> _App and web page records_:
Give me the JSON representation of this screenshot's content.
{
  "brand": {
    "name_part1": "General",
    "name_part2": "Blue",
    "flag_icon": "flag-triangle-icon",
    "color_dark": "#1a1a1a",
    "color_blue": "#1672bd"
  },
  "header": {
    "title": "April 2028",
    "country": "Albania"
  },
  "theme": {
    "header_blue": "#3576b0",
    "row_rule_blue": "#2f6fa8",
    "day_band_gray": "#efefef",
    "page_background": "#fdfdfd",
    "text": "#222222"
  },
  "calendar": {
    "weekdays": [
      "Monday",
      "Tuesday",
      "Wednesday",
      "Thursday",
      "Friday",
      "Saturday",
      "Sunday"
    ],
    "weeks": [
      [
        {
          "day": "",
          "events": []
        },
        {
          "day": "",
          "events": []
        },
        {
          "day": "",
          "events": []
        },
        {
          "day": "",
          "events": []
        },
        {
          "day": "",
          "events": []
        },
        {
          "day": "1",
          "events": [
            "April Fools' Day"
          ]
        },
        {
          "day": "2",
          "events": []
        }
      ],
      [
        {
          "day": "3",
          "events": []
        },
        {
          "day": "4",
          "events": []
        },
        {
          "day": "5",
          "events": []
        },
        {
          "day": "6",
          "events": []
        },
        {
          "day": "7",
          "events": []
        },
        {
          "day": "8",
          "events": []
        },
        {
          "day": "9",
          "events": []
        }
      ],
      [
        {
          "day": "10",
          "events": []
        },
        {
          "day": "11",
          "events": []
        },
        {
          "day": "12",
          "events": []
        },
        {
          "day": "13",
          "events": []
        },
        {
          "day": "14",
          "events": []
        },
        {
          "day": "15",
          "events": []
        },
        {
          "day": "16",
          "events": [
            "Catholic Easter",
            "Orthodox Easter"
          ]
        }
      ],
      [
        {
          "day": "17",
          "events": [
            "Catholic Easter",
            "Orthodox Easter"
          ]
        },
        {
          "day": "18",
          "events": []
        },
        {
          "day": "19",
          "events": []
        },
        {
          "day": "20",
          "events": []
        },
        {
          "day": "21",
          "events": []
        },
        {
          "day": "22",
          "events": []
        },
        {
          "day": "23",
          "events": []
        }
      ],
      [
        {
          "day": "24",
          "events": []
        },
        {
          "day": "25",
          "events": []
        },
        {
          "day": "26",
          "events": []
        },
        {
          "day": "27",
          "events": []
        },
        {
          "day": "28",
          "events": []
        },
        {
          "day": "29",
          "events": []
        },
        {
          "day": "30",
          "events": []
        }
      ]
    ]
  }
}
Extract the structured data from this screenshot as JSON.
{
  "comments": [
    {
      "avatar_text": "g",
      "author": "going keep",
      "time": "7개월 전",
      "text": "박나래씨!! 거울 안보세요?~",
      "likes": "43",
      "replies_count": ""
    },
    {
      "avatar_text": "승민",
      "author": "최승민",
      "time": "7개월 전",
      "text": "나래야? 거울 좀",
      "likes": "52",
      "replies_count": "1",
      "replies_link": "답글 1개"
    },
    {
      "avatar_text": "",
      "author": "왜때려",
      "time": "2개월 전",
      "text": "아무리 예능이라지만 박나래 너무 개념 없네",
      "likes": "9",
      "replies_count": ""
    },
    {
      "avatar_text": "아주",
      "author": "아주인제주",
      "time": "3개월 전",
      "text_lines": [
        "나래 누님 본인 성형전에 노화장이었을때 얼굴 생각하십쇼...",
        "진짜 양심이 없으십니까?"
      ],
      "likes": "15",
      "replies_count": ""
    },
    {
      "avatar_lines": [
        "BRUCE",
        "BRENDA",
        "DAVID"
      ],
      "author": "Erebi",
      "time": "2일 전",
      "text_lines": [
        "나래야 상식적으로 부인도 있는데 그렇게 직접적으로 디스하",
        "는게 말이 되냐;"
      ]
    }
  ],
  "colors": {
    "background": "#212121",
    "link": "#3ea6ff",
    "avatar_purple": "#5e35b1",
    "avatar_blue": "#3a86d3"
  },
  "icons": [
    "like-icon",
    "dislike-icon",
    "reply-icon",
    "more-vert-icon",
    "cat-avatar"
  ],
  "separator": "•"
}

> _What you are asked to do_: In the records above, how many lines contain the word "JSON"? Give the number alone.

> _Completed exercise_: 2